XLYNX Materials, a specialty chemical and materials company based in Victoria, Canada, is proud to announce that it has been recognized as a recipient of the 2023 Innovation Award at this year’s Adhesive and Sealant Council (ASC) Convention and Exposition in New Orleans, Louisiana. 

The ASC Innovation Awards Program is designed to foster and encourage innovation by recognizing significant impact chemistries that contribute to advancements in technology and address unmet needs in the adhesives and sealants industry.
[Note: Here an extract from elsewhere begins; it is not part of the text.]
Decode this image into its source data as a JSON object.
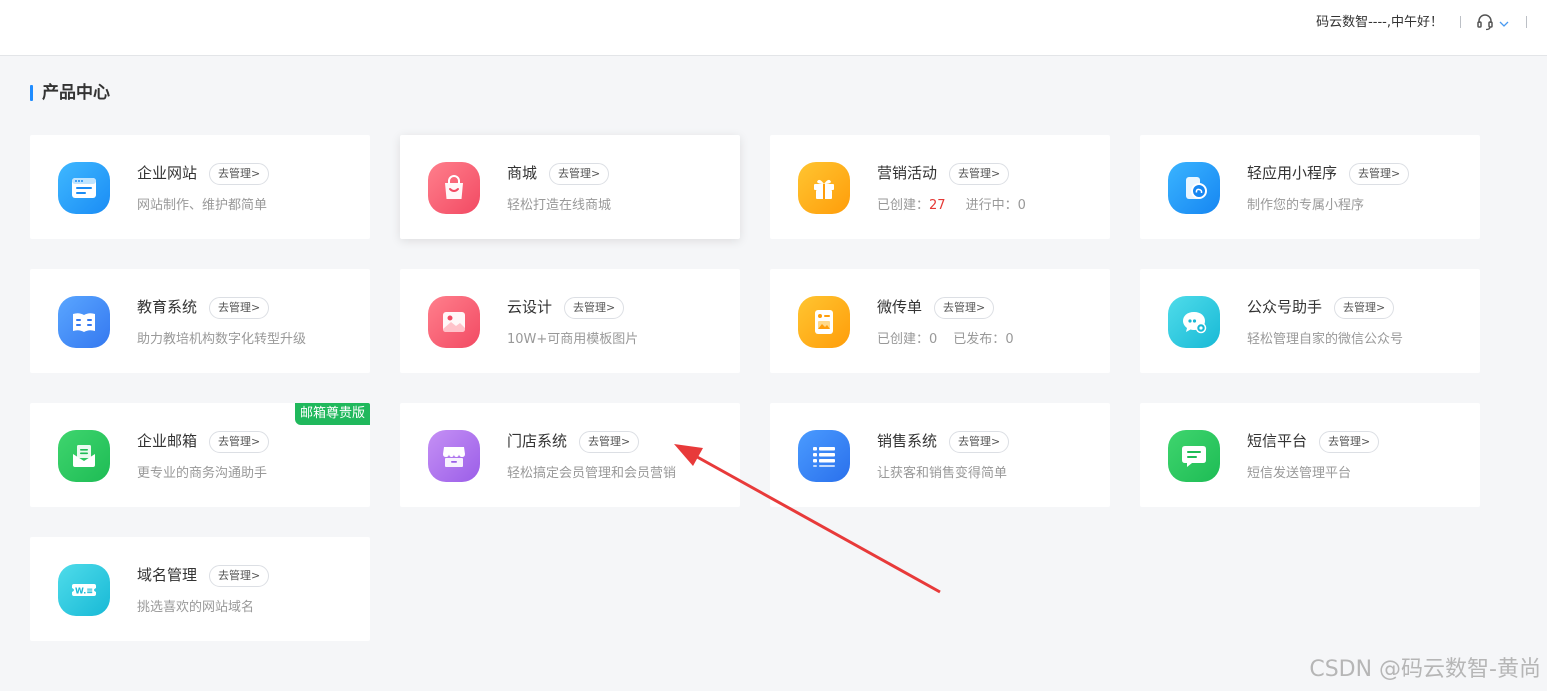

Past winners and runners-up have included industry giants like DuPont, Dow, H.B. Fuller, PPG, Henkel and Avery Dennison. 

“As a small start-up company from Victoria, for us to be recognized alongside these established leaders, it’s quite amazing,” XLYNX’s senior research scientist, Dr. Stefania Musolino remarked after receiving the award. 

XLYNX received the award for its submission on the “Development of Universal Covalent Adhesives for Use with Low Surface Energy Polymers”, which describes how the company took inspiration from the field of chemical biology to solve long-standing materials science challenges. 

Low Surface Energy (LSE) polymers such as polyethylene and polypropylene are extraordinarily useful materials that are increasingly found at the forefront of technological innovation, from ropes and mechanical parts to performance textiles and medical devices. This is because LSE polymers are relatively cheap to produce, can be molded to specific dimensions, and offer remarkable strength, durability, and resistance for such lightweight materials. However, these same qualities result in LSE polymers being extremely resistant to adhesion (gluing), layering, coating, and dyeing applications, which limits how these materials are used. 

In response to this challenge, XLYNX Materials has developed a highly reactive suite of compounds that chemically insert themselves into unreactive polymer surfaces. In this way, they transform LSE polymers into materials that are no longer resistant to gluing, coating or other adhesion-based applications. This breakthrough “diazirine” technology is enabling the world’s most abundant polymers to be used in a host of new applications. 

The new compounds, known as BondLynx and PlastiLynx, are easy to apply and are activated by either moderate heat or UV/Vis light. They are primarily designed as adhesives, primers, and textile strengtheners, and the results in these areas have been remarkable. In lap shear tests, the strength of bonds between LSE polymers—glued together with traditional, store-bought adhesives—have been increased by as much as 950% when primed with XLYNX’s compounds first. Even more encouraging, the company’s products are showing tremendous potential in exciting new applications like organic electronics stabilization, quantum dot photopatterning and new composite material development. 

“I’m thrilled that we’ve been recognized for innovation, as this is something we pride ourselves on,” lead inventor and scientific advisor, Dr. Jeremy Wulff, said. “We were first to develop a crosslinking molecular adhesive for this kind of use with commodity polymers, and we aim to remain a leader in this innovative field of diazirine chemistry.” 

To learn more about XLYNX Materials or its product lines, PlastiLynx and BondLynx, visit www.xlynxmaterials.com or contact info@xlynxmaterials.com.